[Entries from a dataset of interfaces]
= = = = = = =

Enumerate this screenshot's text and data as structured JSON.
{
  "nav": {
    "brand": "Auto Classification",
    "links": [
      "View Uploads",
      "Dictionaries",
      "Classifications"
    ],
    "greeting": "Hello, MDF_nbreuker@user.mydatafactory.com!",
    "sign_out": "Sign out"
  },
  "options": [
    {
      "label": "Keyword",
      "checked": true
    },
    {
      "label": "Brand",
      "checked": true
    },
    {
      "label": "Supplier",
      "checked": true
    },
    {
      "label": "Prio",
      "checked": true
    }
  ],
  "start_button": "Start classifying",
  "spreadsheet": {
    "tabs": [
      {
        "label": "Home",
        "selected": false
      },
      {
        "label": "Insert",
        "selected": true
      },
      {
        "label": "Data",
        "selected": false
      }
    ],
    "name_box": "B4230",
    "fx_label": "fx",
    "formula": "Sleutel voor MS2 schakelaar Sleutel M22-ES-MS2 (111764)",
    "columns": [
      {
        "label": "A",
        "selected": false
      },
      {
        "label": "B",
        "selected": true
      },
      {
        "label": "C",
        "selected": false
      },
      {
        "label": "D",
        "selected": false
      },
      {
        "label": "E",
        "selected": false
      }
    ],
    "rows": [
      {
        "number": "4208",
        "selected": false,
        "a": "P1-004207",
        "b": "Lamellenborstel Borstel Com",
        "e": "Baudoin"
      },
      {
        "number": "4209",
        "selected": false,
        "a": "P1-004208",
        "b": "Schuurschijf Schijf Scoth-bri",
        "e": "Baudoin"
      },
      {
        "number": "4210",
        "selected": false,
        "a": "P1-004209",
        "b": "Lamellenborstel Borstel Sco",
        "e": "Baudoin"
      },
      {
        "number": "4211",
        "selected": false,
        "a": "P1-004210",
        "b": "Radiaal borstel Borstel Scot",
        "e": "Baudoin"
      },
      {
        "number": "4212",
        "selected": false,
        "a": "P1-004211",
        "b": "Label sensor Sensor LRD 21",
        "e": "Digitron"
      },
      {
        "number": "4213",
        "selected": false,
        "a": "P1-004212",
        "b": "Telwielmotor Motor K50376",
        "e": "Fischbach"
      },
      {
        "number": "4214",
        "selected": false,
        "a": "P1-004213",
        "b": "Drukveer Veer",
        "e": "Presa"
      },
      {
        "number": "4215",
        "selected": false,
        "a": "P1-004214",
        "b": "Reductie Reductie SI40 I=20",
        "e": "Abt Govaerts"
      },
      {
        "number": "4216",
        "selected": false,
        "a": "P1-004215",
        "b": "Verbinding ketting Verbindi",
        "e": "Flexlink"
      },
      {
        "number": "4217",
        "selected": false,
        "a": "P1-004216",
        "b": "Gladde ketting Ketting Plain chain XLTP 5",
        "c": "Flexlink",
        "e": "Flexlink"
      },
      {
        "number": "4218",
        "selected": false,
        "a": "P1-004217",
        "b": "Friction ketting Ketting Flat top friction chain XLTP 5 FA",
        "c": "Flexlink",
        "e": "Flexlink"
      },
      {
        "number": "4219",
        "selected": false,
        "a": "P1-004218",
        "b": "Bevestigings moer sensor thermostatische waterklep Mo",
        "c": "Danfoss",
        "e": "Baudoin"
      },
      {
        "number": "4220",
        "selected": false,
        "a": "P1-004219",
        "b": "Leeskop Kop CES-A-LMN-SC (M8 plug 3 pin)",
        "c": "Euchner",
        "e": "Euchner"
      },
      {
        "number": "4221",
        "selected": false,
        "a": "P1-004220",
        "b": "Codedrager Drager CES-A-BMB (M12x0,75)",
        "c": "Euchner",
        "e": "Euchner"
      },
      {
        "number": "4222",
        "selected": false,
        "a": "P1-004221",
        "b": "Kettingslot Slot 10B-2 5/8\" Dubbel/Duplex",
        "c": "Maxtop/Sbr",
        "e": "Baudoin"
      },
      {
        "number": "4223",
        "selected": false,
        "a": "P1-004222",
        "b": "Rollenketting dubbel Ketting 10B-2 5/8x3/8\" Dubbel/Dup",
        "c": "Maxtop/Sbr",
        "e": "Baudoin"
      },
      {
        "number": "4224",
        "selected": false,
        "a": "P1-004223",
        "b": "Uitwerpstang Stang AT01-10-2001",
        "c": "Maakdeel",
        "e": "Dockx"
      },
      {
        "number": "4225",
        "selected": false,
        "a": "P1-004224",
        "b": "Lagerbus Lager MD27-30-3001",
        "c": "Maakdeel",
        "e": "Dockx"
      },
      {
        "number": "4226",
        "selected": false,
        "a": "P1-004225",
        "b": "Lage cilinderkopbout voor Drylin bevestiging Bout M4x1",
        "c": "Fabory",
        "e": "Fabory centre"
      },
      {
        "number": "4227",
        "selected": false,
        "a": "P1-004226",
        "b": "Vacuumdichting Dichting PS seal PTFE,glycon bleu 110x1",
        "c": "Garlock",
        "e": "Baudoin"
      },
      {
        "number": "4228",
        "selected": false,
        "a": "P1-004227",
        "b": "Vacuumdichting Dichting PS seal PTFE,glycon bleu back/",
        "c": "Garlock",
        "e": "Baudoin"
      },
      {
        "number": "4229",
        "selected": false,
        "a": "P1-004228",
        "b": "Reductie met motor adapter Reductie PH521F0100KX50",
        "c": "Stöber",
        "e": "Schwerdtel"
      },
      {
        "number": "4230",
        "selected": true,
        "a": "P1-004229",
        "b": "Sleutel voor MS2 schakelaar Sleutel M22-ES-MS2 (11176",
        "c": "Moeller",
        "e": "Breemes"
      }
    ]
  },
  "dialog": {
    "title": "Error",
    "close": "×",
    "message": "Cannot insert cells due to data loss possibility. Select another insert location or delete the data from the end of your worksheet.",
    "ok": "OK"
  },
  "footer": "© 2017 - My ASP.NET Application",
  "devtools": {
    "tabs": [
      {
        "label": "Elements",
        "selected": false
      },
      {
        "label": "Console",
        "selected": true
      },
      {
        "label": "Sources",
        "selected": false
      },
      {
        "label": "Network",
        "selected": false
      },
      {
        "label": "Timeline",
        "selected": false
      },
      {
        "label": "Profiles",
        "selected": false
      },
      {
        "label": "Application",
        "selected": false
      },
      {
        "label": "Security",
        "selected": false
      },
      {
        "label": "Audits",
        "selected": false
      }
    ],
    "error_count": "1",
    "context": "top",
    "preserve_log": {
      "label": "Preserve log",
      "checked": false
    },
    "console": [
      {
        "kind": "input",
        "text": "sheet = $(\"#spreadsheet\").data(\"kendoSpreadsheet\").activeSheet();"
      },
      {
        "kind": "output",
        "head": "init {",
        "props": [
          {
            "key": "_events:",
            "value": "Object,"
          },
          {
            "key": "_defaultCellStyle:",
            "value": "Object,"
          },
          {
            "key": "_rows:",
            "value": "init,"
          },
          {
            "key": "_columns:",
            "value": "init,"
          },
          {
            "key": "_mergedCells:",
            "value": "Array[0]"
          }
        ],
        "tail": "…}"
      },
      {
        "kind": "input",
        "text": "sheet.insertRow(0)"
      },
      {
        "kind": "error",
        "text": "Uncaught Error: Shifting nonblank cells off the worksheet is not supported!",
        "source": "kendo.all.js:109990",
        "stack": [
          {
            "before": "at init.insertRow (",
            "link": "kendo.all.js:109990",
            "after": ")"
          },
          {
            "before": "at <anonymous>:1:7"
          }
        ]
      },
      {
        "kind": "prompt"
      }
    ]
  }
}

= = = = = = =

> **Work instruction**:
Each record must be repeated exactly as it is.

> **Result**:
Enumerate this screenshot's text and data as structured JSON.
{
  "nav": {
    "brand": "Auto Classification",
    "links": [
      "View Uploads",
      "Dictionaries",
      "Classifications"
    ],
    "greeting": "Hello, MDF_nbreuker@user.mydatafactory.com!",
    "sign_out": "Sign out"
  },
  "options": [
    {
      "label": "Keyword",
      "checked": true
    },
    {
      "label": "Brand",
      "checked": true
    },
    {
      "label": "Supplier",
      "checked": true
    },
    {
      "label": "Prio",
      "checked": true
    }
  ],
  "start_button": "Start classifying",
  "spreadsheet": {
    "tabs": [
      {
        "label": "Home",
        "selected": false
      },
      {
        "label": "Insert",
        "selected": true
      },
      {
        "label": "Data",
        "selected": false
      }
    ],
    "name_box": "B4230",
    "fx_label": "fx",
    "formula": "Sleutel voor MS2 schakelaar Sleutel M22-ES-MS2 (111764)",
    "columns": [
      {
        "label": "A",
        "selected": false
      },
      {
        "label": "B",
        "selected": true
      },
      {
        "label": "C",
        "selected": false
      },
      {
        "label": "D",
        "selected": false
      },
      {
        "label": "E",
        "selected": false
      }
    ],
    "rows": [
      {
        "number": "4208",
        "selected": false,
        "a": "P1-004207",
        "b": "Lamellenborstel Borstel Com",
        "e": "Baudoin"
      },
      {
        "number": "4209",
        "selected": false,
        "a": "P1-004208",
        "b": "Schuurschijf Schijf Scoth-bri",
        "e": "Baudoin"
      },
      {
        "number": "4210",
        "selected": false,
        "a": "P1-004209",
        "b": "Lamellenborstel Borstel Sco",
        "e": "Baudoin"
      },
      {
        "number": "4211",
        "selected": false,
        "a": "P1-004210",
        "b": "Radiaal borstel Borstel Scot",
        "e": "Baudoin"
      },
      {
        "number": "4212",
        "selected": false,
        "a": "P1-004211",
        "b": "Label sensor Sensor LRD 21",
        "e": "Digitron"
      },
      {
        "number": "4213",
        "selected": false,
        "a": "P1-004212",
        "b": "Telwielmotor Motor K50376",
        "e": "Fischbach"
      },
      {
        "number": "4214",
        "selected": false,
        "a": "P1-004213",
        "b": "Drukveer Veer",
        "e": "Presa"
      },
      {
        "number": "4215",
        "selected": false,
        "a": "P1-004214",
        "b": "Reductie Reductie SI40 I=20",
        "e": "Abt Govaerts"
      },
      {
        "number": "4216",
        "selected": false,
        "a": "P1-004215",
        "b": "Verbinding ketting Verbindi",
        "e": "Flexlink"
      },
      {
        "number": "4217",
        "selected": false,
        "a": "P1-004216",
        "b": "Gladde ketting Ketting Plain chain XLTP 5",
        "c": "Flexlink",
        "e": "Flexlink"
      },
      {
        "number": "4218",
        "selected": false,
        "a": "P1-004217",
        "b": "Friction ketting Ketting Flat top friction chain XLTP 5 FA",
        "c": "Flexlink",
        "e": "Flexlink"
      },
      {
        "number": "4219",
        "selected": false,
        "a": "P1-004218",
        "b": "Bevestigings moer sensor thermostatische waterklep Mo",
        "c": "Danfoss",
        "e": "Baudoin"
      },
      {
        "number": "4220",
        "selected": false,
        "a": "P1-004219",
        "b": "Leeskop Kop CES-A-LMN-SC (M8 plug 3 pin)",
        "c": "Euchner",
        "e": "Euchner"
      },
      {
        "number": "4221",
        "selected": false,
        "a": "P1-004220",
        "b": "Codedrager Drager CES-A-BMB (M12x0,75)",
        "c": "Euchner",
        "e": "Euchner"
      },
      {
        "number": "4222",
        "selected": false,
        "a": "P1-004221",
        "b": "Kettingslot Slot 10B-2 5/8\" Dubbel/Duplex",
        "c": "Maxtop/Sbr",
        "e": "Baudoin"
      },
      {
        "number": "4223",
        "selected": false,
        "a": "P1-004222",
        "b": "Rollenketting dubbel Ketting 10B-2 5/8x3/8\" Dubbel/Dup",
        "c": "Maxtop/Sbr",
        "e": "Baudoin"
      },
      {
        "number": "4224",
        "selected": false,
        "a": "P1-004223",
        "b": "Uitwerpstang Stang AT01-10-2001",
        "c": "Maakdeel",
        "e": "Dockx"
      },
      {
        "number": "4225",
        "selected": false,
        "a": "P1-004224",
        "b": "Lagerbus Lager MD27-30-3001",
        "c": "Maakdeel",
        "e": "Dockx"
      },
      {
        "number": "4226",
        "selected": false,
        "a": "P1-004225",
        "b": "Lage cilinderkopbout voor Drylin bevestiging Bout M4x1",
        "c": "Fabory",
        "e": "Fabory centre"
      },
      {
        "number": "4227",
        "selected": false,
        "a": "P1-004226",
        "b": "Vacuumdichting Dichting PS seal PTFE,glycon bleu 110x1",
        "c": "Garlock",
        "e": "Baudoin"
      },
      {
        "number": "4228",
        "selected": false,
        "a": "P1-004227",
        "b": "Vacuumdichting Dichting PS seal PTFE,glycon bleu back/",
        "c": "Garlock",
        "e": "Baudoin"
      },
      {
        "number": "4229",
        "selected": false,
        "a": "P1-004228",
        "b": "Reductie met motor adapter Reductie PH521F0100KX50",
        "c": "Stöber",
        "e": "Schwerdtel"
      },
      {
        "number": "4230",
        "selected": true,
        "a": "P1-004229",
        "b": "Sleutel voor MS2 schakelaar Sleutel M22-ES-MS2 (11176",
        "c": "Moeller",
        "e": "Breemes"
      }
    ]
  },
  "dialog": {
    "title": "Error",
    "close": "×",
    "message": "Cannot insert cells due to data loss possibility. Select another insert location or delete the data from the end of your worksheet.",
    "ok": "OK"
  },
  "footer": "© 2017 - My ASP.NET Application",
  "devtools": {
    "tabs": [
      {
        "label": "Elements",
        "selected": false
      },
      {
        "label": "Console",
        "selected": true
      },
      {
        "label": "Sources",
        "selected": false
      },
      {
        "label": "Network",
        "selected": false
      },
      {
        "label": "Timeline",
        "selected": false
      },
      {
        "label": "Profiles",
        "selected": false
      },
      {
        "label": "Application",
        "selected": false
      },
      {
        "label": "Security",
        "selected": false
      },
      {
        "label": "Audits",
        "selected": false
      }
    ],
    "error_count": "1",
    "context": "top",
    "preserve_log": {
      "label": "Preserve log",
      "checked": false
    },
    "console": [
      {
        "kind": "input",
        "text": "sheet = $(\"#spreadsheet\").data(\"kendoSpreadsheet\").activeSheet();"
      },
      {
        "kind": "output",
        "head": "init {",
        "props": [
          {
            "key": "_events:",
            "value": "Object,"
          },
          {
            "key": "_defaultCellStyle:",
            "value": "Object,"
          },
          {
            "key": "_rows:",
            "value": "init,"
          },
          {
            "key": "_columns:",
            "value": "init,"
          },
          {
            "key": "_mergedCells:",
            "value": "Array[0]"
          }
        ],
        "tail": "…}"
      },
      {
        "kind": "input",
        "text": "sheet.insertRow(0)"
      },
      {
        "kind": "error",
        "text": "Uncaught Error: Shifting nonblank cells off the worksheet is not supported!",
        "source": "kendo.all.js:109990",
        "stack": [
          {
            "before": "at init.insertRow (",
            "link": "kendo.all.js:109990",
            "after": ")"
          },
          {
            "before": "at <anonymous>:1:7"
          }
        ]
      },
      {
        "kind": "prompt"
      }
    ]
  }
}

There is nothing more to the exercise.